(Source records)

*** Begin section ***

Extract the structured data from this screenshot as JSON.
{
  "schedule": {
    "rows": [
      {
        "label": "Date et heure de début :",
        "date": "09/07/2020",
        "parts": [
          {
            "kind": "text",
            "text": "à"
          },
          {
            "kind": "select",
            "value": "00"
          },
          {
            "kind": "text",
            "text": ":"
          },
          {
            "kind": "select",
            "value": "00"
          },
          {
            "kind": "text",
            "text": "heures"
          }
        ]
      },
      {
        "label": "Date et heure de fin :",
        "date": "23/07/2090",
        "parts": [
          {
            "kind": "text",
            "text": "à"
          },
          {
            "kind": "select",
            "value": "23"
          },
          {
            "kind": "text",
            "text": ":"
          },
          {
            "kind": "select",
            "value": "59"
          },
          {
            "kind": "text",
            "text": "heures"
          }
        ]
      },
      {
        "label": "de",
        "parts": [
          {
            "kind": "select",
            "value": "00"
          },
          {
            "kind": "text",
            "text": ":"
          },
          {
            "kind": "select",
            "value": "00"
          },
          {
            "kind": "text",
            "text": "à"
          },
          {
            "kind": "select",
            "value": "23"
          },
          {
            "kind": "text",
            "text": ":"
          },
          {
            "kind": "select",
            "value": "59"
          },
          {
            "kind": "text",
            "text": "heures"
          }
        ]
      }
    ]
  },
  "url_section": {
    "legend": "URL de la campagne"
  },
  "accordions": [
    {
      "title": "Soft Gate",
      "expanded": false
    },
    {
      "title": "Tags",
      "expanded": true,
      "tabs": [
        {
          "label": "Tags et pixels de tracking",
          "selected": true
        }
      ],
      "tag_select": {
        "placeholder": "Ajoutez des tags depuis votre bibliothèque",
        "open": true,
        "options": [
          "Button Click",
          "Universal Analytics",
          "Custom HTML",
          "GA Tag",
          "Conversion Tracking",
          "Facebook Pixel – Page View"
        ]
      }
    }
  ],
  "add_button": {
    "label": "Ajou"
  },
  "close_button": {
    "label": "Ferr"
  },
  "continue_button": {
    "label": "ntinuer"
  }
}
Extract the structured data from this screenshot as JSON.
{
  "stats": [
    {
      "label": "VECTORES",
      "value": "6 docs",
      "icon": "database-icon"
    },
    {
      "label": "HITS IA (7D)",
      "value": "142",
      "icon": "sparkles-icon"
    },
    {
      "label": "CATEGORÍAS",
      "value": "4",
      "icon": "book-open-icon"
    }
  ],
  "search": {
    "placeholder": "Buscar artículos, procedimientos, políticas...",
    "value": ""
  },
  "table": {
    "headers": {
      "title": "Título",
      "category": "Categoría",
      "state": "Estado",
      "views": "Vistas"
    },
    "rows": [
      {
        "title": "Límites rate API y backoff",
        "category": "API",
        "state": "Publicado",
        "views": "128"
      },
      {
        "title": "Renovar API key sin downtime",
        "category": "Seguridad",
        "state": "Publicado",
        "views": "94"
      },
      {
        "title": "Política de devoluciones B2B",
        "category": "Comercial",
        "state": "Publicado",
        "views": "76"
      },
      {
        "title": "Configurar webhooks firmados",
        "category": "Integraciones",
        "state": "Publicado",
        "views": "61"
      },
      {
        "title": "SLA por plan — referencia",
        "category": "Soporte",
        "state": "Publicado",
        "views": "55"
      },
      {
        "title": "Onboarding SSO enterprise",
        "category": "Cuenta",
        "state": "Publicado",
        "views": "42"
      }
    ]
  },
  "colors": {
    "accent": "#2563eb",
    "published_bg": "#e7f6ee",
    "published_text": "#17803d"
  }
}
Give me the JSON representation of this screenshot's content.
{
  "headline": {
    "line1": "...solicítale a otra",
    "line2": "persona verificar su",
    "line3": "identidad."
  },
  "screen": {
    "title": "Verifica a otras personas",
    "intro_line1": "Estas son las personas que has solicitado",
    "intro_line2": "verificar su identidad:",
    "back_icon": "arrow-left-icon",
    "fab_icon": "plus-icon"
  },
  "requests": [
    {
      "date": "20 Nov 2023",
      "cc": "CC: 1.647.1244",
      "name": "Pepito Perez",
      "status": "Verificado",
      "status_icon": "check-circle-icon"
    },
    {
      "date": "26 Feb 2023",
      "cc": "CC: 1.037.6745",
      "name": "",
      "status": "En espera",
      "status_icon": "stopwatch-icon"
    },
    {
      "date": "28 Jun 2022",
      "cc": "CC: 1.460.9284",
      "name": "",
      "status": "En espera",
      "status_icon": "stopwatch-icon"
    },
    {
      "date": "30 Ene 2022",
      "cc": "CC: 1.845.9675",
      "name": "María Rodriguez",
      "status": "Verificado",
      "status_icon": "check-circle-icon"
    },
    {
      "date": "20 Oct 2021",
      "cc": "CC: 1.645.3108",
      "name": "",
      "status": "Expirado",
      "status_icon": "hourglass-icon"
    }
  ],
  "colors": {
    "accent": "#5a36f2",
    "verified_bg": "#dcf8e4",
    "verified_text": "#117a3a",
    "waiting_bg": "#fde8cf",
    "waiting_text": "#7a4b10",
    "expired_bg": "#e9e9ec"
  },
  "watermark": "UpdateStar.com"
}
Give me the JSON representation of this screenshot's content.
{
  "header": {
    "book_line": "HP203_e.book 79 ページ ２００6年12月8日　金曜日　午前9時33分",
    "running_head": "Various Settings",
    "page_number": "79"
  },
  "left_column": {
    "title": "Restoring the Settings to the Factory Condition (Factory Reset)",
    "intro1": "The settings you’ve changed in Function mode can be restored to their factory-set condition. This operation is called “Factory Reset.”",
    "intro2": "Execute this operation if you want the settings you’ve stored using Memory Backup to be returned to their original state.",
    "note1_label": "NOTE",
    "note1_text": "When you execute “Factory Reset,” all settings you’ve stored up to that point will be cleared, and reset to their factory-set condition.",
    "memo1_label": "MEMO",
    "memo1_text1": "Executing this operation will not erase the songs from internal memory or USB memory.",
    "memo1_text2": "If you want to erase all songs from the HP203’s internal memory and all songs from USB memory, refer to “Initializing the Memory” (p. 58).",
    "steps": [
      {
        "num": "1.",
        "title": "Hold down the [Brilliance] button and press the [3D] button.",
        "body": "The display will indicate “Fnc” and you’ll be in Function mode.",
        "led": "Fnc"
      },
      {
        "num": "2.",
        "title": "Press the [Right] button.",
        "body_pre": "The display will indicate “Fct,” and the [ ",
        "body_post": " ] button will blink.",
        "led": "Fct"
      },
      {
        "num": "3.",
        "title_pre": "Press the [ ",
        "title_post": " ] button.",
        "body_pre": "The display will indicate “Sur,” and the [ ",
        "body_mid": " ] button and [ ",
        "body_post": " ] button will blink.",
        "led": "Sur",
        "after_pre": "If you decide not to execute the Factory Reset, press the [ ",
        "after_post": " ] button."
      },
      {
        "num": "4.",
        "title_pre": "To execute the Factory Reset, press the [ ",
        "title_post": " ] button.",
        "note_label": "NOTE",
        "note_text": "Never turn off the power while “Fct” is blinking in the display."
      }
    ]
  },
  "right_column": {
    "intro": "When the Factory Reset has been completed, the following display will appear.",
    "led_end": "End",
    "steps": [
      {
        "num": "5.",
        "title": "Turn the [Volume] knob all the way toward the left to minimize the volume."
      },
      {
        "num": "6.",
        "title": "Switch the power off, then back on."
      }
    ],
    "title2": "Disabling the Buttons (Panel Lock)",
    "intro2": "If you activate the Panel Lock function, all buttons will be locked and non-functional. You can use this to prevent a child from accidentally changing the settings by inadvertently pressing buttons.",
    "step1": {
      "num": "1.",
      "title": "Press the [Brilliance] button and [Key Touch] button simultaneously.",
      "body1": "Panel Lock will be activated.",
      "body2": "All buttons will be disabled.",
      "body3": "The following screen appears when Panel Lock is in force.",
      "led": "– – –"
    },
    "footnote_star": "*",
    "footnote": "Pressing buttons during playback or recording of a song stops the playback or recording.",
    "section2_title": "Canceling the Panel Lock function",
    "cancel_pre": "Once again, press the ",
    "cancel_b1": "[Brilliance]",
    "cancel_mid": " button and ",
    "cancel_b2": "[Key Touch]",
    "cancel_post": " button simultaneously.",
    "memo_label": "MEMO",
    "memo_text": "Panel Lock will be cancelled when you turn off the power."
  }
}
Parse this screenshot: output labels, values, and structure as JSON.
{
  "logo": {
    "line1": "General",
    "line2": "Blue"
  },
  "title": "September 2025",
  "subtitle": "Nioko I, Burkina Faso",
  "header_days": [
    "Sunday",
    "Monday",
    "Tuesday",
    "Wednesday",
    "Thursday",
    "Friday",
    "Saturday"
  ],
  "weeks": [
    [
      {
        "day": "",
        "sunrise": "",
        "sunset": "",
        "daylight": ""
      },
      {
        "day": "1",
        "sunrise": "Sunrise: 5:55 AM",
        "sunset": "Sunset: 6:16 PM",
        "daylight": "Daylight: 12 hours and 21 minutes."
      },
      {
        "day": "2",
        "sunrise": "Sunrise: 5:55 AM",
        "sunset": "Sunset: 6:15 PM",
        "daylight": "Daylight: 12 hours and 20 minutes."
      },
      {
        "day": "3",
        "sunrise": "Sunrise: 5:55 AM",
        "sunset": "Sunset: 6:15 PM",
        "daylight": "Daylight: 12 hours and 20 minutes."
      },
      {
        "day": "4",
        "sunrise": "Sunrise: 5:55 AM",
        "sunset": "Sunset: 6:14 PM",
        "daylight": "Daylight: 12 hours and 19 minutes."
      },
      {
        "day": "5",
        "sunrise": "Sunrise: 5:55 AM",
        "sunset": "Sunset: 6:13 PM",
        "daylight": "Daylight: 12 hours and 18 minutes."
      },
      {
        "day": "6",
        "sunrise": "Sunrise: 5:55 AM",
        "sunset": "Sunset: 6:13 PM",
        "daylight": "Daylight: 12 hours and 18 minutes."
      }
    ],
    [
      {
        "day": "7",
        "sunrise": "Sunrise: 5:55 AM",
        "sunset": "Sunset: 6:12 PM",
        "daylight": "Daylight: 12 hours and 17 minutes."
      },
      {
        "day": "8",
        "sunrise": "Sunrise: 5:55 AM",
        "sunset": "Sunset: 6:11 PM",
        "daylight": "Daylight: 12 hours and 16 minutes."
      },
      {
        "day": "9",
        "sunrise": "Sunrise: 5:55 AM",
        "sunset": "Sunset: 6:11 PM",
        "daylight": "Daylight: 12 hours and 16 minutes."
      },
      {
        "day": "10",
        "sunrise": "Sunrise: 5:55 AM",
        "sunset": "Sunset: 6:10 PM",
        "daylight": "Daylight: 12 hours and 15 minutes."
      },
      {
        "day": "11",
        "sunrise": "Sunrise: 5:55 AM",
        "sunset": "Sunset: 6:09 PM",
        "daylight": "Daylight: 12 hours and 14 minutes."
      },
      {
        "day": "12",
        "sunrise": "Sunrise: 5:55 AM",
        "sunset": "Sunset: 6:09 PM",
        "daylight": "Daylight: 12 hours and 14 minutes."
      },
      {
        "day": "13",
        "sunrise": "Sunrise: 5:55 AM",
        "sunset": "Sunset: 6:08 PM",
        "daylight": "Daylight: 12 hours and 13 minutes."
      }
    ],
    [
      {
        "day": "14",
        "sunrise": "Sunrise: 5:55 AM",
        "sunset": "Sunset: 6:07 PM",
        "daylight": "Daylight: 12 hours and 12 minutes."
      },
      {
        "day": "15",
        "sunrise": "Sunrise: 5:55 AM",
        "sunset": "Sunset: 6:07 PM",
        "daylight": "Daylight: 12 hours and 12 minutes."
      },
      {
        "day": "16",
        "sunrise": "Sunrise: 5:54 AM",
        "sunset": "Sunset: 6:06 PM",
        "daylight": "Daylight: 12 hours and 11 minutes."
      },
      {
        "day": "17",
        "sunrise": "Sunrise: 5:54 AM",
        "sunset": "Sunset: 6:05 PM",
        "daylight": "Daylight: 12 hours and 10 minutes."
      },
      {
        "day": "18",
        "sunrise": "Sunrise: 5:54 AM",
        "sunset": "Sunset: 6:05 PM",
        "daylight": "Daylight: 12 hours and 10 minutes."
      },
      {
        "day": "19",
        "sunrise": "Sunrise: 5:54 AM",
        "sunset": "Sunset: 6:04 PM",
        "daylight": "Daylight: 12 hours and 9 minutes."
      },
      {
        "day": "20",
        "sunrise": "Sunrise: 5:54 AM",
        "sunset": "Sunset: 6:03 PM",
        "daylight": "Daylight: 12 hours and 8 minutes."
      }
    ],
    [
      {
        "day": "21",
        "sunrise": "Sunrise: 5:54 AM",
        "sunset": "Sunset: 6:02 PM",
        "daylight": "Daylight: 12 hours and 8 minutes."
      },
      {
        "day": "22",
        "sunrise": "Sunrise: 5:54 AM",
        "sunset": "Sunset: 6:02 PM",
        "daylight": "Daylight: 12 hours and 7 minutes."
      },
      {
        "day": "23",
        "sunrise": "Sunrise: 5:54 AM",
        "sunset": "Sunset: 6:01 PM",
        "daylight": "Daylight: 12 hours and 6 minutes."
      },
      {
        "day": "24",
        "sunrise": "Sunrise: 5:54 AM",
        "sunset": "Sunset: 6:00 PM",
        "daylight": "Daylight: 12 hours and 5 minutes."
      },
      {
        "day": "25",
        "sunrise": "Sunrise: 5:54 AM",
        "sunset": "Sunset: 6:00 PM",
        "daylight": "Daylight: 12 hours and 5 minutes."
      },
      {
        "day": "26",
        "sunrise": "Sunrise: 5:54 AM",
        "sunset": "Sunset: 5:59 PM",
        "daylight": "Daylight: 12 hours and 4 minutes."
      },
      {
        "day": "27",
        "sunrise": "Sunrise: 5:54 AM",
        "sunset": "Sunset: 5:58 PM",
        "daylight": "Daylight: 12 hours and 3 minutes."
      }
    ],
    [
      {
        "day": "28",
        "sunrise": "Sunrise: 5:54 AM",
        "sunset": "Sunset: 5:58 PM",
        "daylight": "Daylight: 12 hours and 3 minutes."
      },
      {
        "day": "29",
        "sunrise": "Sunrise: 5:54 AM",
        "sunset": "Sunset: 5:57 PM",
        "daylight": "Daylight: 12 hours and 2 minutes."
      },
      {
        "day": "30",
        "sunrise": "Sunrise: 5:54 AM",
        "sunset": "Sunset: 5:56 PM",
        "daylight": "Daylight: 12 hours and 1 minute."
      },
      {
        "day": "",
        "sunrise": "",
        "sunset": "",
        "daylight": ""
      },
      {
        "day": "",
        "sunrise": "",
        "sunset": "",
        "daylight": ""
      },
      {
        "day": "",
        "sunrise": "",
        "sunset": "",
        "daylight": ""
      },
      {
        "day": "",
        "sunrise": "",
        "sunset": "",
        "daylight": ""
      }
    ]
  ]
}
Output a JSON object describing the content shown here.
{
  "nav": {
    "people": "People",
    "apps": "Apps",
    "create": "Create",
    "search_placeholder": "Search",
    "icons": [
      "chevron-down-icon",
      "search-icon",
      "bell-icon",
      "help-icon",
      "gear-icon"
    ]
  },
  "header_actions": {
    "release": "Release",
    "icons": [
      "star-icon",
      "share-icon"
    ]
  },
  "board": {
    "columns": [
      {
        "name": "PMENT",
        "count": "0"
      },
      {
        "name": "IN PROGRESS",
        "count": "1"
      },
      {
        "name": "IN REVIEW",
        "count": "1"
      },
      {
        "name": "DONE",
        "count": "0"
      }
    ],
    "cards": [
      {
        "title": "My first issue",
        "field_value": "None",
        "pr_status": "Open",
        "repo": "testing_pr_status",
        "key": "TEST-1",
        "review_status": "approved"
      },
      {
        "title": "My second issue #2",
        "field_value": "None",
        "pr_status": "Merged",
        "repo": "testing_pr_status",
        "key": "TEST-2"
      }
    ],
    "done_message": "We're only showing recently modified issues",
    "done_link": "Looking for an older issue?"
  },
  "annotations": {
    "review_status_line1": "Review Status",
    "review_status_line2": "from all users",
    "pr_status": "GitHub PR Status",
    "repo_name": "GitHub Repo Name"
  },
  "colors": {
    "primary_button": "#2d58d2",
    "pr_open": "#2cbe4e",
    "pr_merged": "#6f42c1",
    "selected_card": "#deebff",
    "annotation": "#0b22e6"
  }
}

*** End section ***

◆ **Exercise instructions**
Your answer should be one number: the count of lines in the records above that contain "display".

◆ **Reply to the task**
5